Keeneland, the nation’s most prestigious Thoroughbred auction, has fetched prices of upwards of $11 million for one yearling foal. In 2013. more than 18 Thoroughbred foals sold for $1 million or more. Prices in the six figures for these very young, completely unproven Thoroughbred yearlings in these premier auctions are very common. It used to be that the stud was the major determining factor in Thoroughbred breeding, but recent genetic advances have shown how strongly the dam’s genes play in to breeding a winner.
In order for a Thoroughbred mare to produce one foal a year (gestation is about 11 months), she must be bred back very soon after delivery. The Jockey Club (the Thoroughbred breed registry) requires mares to be bred live – not artificially inseminated. This means this mare must be shipped to the stud’s farm for breeding. For a number of reasons, her incredibly valuable foal cannot go with her, but effectively orphaned foals require inordinate amounts of around the clock care, expensive milk replacers, frequent veterinary care – and yet still don’t fare nearly as well as one raised by the mother.
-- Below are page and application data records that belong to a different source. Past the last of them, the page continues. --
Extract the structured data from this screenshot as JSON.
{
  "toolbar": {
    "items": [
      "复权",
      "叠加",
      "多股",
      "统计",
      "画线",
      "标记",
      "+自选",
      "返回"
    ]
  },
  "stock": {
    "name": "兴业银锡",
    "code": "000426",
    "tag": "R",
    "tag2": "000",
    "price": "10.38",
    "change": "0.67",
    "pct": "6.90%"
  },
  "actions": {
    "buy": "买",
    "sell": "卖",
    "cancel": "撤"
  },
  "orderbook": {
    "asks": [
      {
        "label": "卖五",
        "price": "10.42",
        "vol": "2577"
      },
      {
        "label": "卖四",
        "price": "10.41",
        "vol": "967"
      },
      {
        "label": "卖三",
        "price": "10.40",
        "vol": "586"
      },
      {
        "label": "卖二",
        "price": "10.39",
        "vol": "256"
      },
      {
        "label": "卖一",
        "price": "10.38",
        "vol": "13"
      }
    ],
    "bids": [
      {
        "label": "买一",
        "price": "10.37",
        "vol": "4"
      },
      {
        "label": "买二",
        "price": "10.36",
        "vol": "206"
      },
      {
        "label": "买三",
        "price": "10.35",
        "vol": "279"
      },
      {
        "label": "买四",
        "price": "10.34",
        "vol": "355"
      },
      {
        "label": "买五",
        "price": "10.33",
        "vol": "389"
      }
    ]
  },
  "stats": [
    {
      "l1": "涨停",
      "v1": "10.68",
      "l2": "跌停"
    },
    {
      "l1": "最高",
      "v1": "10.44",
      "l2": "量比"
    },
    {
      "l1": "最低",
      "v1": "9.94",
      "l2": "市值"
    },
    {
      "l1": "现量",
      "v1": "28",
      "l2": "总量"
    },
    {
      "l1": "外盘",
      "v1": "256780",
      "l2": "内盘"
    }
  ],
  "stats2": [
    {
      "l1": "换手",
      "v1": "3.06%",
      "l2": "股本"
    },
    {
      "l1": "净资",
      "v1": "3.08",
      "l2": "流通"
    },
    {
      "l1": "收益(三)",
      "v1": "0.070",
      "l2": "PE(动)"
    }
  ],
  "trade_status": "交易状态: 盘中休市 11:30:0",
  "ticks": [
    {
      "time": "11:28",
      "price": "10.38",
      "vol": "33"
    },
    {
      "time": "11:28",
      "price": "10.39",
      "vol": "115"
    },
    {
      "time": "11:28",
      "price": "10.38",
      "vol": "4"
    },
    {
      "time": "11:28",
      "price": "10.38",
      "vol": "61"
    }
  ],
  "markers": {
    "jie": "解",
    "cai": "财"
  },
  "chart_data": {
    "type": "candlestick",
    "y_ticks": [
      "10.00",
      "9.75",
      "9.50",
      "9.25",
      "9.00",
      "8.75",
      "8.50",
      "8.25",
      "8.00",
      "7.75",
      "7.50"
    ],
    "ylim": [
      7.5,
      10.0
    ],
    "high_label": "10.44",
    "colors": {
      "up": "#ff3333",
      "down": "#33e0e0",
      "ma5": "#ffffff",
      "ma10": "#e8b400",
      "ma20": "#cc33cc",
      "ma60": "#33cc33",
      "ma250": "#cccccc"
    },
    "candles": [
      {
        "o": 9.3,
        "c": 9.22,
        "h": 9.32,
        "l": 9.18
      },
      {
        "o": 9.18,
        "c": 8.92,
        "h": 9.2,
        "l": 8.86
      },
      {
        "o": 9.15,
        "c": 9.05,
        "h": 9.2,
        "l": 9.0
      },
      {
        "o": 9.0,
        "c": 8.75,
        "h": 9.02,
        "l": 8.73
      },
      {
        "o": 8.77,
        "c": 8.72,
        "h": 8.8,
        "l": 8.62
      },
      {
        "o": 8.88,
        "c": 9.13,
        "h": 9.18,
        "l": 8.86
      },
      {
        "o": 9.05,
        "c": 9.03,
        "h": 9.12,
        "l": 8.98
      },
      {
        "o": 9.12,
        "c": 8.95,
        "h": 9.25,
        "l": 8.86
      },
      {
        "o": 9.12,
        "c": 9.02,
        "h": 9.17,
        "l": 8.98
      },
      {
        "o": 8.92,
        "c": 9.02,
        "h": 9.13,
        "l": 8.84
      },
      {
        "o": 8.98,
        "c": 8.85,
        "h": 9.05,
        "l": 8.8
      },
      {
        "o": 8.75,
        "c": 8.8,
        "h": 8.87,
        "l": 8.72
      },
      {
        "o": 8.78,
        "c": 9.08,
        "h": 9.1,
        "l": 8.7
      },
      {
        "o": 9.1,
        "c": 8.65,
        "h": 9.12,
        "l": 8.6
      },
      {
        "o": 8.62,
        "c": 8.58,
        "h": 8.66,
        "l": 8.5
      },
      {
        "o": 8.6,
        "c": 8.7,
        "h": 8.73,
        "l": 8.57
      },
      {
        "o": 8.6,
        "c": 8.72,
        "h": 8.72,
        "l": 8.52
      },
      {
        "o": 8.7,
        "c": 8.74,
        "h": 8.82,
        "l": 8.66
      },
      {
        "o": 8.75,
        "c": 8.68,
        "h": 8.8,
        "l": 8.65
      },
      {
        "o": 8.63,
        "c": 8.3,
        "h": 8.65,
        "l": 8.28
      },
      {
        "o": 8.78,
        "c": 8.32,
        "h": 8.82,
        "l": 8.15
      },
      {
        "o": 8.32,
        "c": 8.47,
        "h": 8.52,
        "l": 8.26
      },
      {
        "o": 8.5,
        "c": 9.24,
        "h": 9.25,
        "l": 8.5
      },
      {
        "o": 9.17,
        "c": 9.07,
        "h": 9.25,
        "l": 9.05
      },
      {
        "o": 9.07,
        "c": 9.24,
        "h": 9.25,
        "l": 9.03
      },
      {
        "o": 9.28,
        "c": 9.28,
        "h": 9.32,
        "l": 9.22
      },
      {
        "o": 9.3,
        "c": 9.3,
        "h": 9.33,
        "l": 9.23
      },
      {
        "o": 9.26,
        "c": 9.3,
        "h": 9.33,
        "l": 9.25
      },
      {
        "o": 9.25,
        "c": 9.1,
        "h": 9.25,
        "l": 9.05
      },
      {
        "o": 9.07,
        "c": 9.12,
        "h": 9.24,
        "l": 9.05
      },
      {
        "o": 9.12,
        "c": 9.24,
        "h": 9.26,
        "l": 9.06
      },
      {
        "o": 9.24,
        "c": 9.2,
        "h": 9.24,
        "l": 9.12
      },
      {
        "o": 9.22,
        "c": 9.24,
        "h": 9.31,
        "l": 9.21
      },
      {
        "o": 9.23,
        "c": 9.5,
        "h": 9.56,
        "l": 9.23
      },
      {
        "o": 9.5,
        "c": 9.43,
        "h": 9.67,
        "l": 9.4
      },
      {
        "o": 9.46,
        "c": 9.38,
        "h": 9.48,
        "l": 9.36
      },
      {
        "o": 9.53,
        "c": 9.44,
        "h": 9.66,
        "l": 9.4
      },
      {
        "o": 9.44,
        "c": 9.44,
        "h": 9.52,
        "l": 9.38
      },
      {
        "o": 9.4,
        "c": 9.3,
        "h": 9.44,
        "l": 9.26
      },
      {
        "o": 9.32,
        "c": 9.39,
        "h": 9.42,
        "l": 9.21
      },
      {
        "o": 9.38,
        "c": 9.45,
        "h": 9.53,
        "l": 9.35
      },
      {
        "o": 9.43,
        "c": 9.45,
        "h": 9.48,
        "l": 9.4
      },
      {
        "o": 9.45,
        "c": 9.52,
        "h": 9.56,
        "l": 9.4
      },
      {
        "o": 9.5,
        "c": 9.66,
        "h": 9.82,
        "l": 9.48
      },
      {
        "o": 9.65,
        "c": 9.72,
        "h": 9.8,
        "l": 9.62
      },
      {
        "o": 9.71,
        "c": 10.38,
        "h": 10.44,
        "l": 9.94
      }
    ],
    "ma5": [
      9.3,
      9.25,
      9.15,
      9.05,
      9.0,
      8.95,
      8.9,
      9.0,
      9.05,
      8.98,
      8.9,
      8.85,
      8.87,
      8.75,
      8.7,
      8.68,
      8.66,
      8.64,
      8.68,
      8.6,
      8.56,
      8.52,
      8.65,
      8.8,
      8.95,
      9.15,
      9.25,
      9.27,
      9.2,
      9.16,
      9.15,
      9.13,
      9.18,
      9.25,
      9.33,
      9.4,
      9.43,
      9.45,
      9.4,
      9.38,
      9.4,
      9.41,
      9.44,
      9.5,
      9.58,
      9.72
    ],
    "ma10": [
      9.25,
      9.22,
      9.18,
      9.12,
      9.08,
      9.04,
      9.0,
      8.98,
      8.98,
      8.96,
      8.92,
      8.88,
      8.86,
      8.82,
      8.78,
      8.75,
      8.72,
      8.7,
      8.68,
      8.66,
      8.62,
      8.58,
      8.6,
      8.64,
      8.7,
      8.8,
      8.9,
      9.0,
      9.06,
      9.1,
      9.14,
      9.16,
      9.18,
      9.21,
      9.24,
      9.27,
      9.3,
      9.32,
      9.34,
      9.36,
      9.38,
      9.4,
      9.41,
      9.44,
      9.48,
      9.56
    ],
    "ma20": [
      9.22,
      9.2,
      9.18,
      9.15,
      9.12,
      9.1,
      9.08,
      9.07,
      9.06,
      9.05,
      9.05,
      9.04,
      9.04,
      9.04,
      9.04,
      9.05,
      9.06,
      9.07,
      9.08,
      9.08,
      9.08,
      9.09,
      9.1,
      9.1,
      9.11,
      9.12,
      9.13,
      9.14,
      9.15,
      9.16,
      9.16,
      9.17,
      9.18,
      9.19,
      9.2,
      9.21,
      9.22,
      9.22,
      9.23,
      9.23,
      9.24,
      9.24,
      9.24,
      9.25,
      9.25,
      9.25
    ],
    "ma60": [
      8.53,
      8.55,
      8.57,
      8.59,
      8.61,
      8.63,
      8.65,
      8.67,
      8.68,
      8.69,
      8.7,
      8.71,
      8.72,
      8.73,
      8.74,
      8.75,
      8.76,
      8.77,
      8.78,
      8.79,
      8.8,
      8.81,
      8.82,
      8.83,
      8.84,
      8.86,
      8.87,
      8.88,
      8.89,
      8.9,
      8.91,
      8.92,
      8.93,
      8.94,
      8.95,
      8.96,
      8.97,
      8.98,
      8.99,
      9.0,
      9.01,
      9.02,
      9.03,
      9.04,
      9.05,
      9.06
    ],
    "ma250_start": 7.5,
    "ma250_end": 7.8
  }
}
This is where the nurse mare comes in.
Nurse mares have to be in milk, so they must have foaled recently. Nurse mares fetch a high price in leases to fancy Thoroughbred breeding farms, so the foal of the nurse mare is just cast off, often slaughtered or left to die. These nurse mare foals are abandoned, so the pricier Thoroughbred foals are protected while wealthy owners are gambling on their next million dollar foal.
To Victoria Goss, this was simply unacceptable. A lifelong passion for animals drove Victoria to take on the nearly impossible – rescuing these cast off nurse mare foals. One orphaned foal is a costly and exhausting project. She takes on dozens, scores, sometimes hundreds of these orphaned babies every year. The milk replacer alone costs roughly $150 per bag, and will last two foals a little less than a week. Additives, solid food, colostrum, veterinary care for healthy babies, intensive care for sick ones, and literally around the clock feeding and observation all add up to a staggering amount of money and time to nurture these nurse mare foals and give them a chance at life. Ms. Goss opened the 501 (c) 3 charity rescue Last Chance Corral in Athens, Ohio 35 years ago, to take in these abandoned babies. Ms. Goss’ success has been impressive. She was cautioned to expect a staggering mortality rate, but instead runs in the low single digits. She has very strident adoption criteria for the nurse mare foals that graduate from her care to ensure they come to no more harm, and the adoption fees from those babies go on to fund the next batch of unfortunates that will wind up in her care. A documentary was recently funded to shine a light on the deplorable breeding practices that drop the nurse mare foals in her lap. Activism can go a long way in decreasing the number of these nurse mare babies left to die.
Foaling season is here. For the next six months, Last Chance Corral will be inundated with these Thoroughbred industry “by-products.” Winston Churchill once said, “There is something about the outside of a horse that is good for the inside of a man.” As the Inquisitr reported, horses help people; it’s a nice time for people to help horses. The Last Chance Corral will be spending the next several sleepless months in the barns caring for these poor orphaned foals, giving them their lives back, and seeking to find these poor babies their forever homes. (In addition to financing, the farm could use donations of colostrum from mares who have recently foaled. Visit their website here if you are able to help.)